▶ [Task] Return the data below unchanged. Drop any pictures.

▶ [Data supplied]
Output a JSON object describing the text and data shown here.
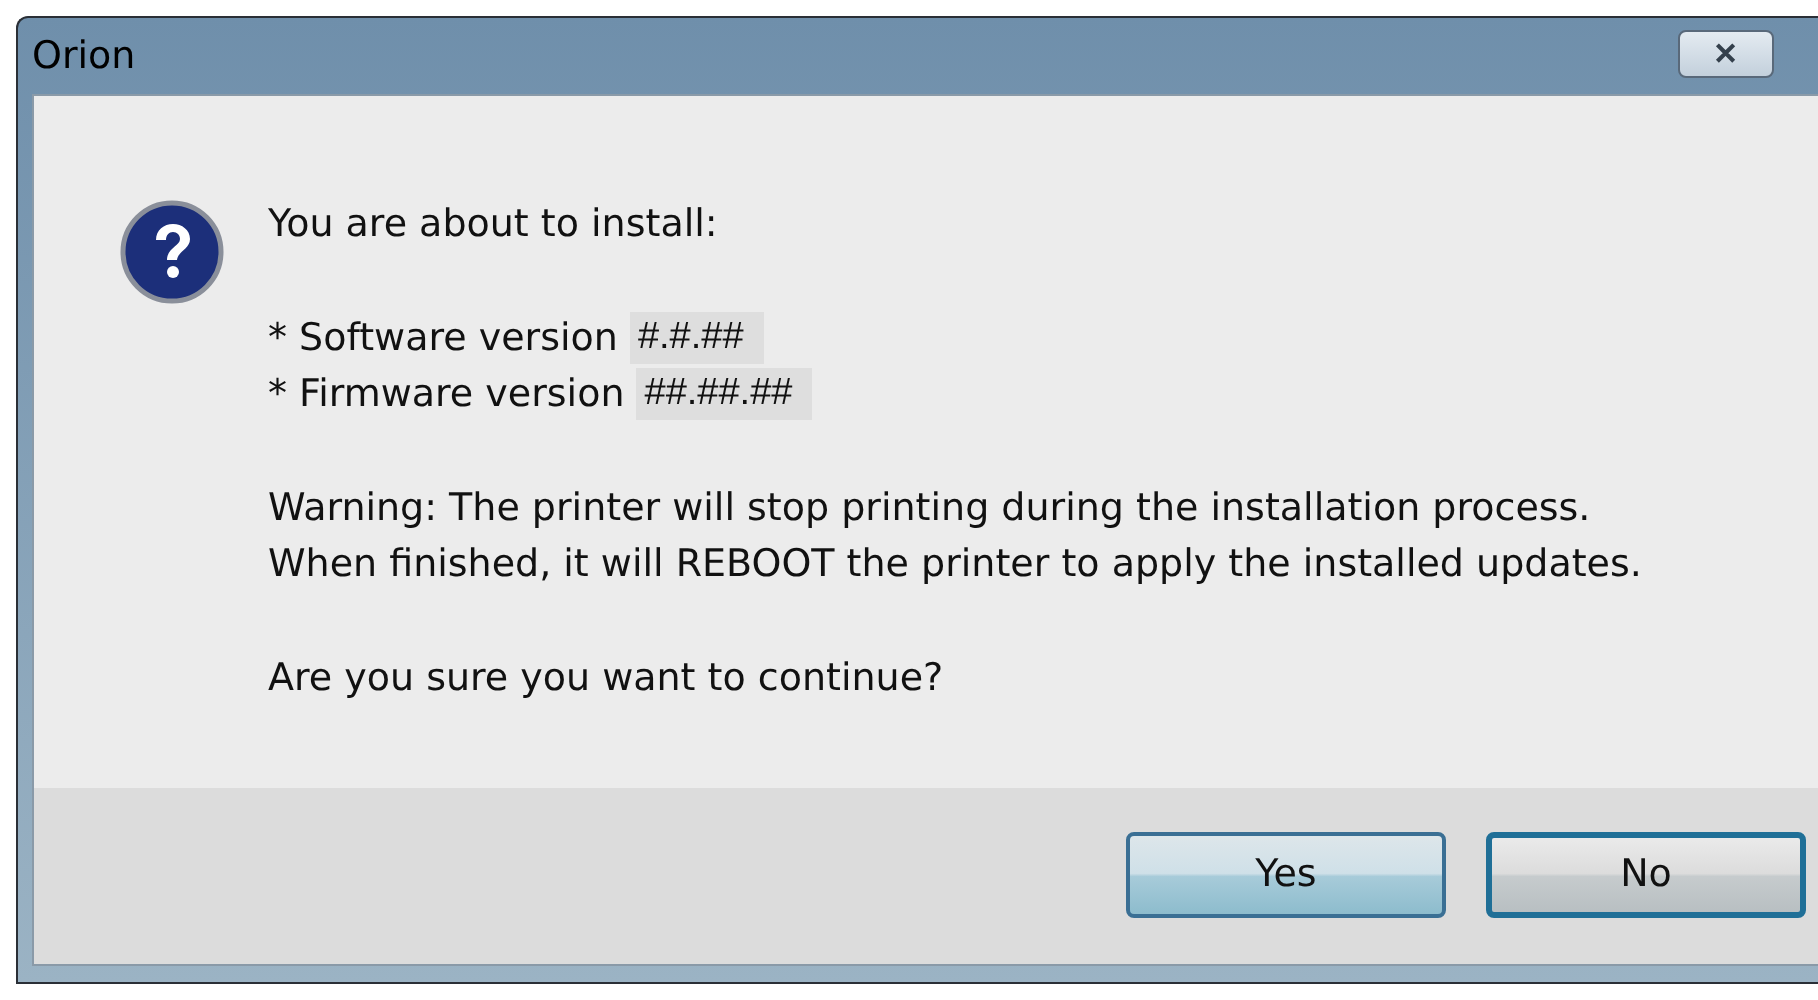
{
  "window": {
    "title": "Orion",
    "close_glyph": "✕"
  },
  "message": {
    "heading": "You are about to install:",
    "versions": [
      {
        "label": "* Software version",
        "value": "#.#.##"
      },
      {
        "label": "* Firmware version",
        "value": "##.##.##"
      }
    ],
    "warning": [
      "Warning: The printer will stop printing during the installation process.",
      "When finished, it will REBOOT the printer to apply the installed updates."
    ],
    "question": "Are you sure you want to continue?"
  },
  "buttons": [
    {
      "label": "Yes",
      "default": false
    },
    {
      "label": "No",
      "default": true
    }
  ]
}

▶ [Result of the task]
Output a JSON object describing the text and data shown here.
{
  "window": {
    "title": "Orion",
    "close_glyph": "✕"
  },
  "message": {
    "heading": "You are about to install:",
    "versions": [
      {
        "label": "* Software version",
        "value": "#.#.##"
      },
      {
        "label": "* Firmware version",
        "value": "##.##.##"
      }
    ],
    "warning": [
      "Warning: The printer will stop printing during the installation process.",
      "When finished, it will REBOOT the printer to apply the installed updates."
    ],
    "question": "Are you sure you want to continue?"
  },
  "buttons": [
    {
      "label": "Yes",
      "default": false
    },
    {
      "label": "No",
      "default": true
    }
  ]
}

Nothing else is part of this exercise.